I was that kid that tried to do what everyone else did so that I wouldn’t stand out, wouldn’t make too big of a splash and draw attention to myself. But the truth was, in my heart, I was marching to the beat of my own drum, fantasizing about going A-wall against conformity and taking risks.
I didn’t start taking risks until I was in college though. After I recovered from having thyroid cancer, something inside of me just snapped and I realized that life is so short (cliche, I know…) and that I want to really live my days and not just exist. From there, I started wearing what I wanted, coloring my hair the way I wanted, openly jamming to all my old school music that wasn’t necessarily popular with people my age, and I even started letting people see my big ole quirky personality - like the kind of personality that only your family members know about and joke about in front of your friends to embarrass you.

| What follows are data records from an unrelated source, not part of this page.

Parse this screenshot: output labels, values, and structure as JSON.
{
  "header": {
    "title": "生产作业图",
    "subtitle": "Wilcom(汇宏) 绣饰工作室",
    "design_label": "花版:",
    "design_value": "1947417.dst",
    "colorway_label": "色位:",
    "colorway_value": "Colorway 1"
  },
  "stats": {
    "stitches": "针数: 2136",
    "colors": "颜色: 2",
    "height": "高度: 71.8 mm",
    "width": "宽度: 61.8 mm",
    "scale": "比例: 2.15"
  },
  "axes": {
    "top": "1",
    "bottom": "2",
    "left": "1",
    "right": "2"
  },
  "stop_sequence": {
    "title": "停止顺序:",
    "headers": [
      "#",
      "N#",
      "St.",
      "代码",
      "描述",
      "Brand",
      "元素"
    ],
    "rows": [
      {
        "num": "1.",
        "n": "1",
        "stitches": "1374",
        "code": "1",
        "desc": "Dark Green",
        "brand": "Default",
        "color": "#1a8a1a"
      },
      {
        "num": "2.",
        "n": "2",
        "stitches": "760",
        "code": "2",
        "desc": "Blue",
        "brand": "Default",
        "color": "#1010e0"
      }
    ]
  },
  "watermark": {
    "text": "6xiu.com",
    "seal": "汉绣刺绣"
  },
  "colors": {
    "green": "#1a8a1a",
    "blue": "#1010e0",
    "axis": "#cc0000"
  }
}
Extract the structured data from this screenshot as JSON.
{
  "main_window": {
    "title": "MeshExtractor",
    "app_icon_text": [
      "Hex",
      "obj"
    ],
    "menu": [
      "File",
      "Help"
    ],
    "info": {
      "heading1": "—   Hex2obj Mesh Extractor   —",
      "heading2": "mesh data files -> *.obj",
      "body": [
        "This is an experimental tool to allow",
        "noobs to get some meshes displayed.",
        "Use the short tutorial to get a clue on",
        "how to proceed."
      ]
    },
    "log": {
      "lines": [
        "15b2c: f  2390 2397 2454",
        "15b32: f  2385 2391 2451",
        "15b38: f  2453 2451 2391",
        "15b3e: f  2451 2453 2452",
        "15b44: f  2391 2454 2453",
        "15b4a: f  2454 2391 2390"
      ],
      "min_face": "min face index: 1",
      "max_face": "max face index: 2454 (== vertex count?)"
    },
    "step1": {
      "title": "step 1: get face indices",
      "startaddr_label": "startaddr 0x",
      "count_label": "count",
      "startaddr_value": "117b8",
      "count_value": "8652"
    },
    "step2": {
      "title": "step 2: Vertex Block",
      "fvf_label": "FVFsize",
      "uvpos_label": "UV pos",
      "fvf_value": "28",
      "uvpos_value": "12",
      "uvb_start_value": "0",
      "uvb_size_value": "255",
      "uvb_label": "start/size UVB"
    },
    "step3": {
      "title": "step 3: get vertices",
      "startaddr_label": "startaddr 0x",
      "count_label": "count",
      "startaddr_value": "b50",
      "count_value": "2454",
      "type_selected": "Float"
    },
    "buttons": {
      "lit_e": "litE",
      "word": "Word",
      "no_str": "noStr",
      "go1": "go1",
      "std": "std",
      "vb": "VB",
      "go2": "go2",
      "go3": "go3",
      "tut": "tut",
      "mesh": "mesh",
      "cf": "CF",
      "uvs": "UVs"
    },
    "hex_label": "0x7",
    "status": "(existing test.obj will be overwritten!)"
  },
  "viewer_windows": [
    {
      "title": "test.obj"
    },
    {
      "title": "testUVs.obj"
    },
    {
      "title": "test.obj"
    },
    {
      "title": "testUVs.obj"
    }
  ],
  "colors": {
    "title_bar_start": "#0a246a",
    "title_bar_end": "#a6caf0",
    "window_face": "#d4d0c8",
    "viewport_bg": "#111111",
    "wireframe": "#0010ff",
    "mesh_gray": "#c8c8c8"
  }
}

My latest risk was quitting my career and starting The Beauty Project. My career was my identity, but I’d been feeling this push to quit, and start something from scratch, so I did! And it’s been the best ride - hard work, meeting new people, being pushed beyond all my boundaries, financially risky, and learning to trust and lean on the people around me more than I ever have before.
So my words of wisdom here would be to take risk out of wisdom. There’s nothing wrong with being calculated, but over calculation will talk you out of it. Have people in your life who really know you and who can give you advice, voice their concerns and be your support system. And be prepared to stretch and grow more than you can imagine. :)
"Sometimes life is about risking everything for a dream no one can see but you." - Unknown
4. Don’t take yourself too seriously. Learn to have fun.
This is something that I am currently still practicing daily, and I’ll probably try to practice this for the rest of my life. When you’re completely engrossed in something new like a career, dream, hobby or even building your family, it can be easy to become narrowly focused. My mom used to call me a “bull-dog” because if I wanted something to happen, I’d make it happen. While that can be a great quality, it’s also hard to allow yourself the space to enjoy the little things or to do things, see people, or go places without an agenda.
To me living fully and unashamed is not just about the hard things we overcome like body image, insecurities, fears and doubts. It’s also about giving ourselves permission to take a day off of work without feeling guilty, to buy paint supplies just because we want to take a stab at painting, or to simply make a fancy meal with cocktail drinks for friends just because.
I think it’s about releasing the idea that every second of your life has to be delegated to something that’s going to be financially profitable, impress others or put you way ahead. If you’re super scheduled, and don’t have a lot of spare time, put ‘fun time’ on your calendar, and plan it out.
"Success is not dependent on what career you choose. Success is dependent on you choosing you, then bringing all you are into all you do." - Dr. Lauren
Wherever you’re at in your journey - healthy and whole, fighting hard, researching or just trying to be present in the day-to-day, make it a practice to not question or doubt your beauty. You are Beauty. You were made in the image of beauty Himself. There’s no one size fits all beauty standard, and your life, calling, passions, quirks and the essence of your being are proof of that. You have permission to embrace your beauty and live your life fully and unashamed.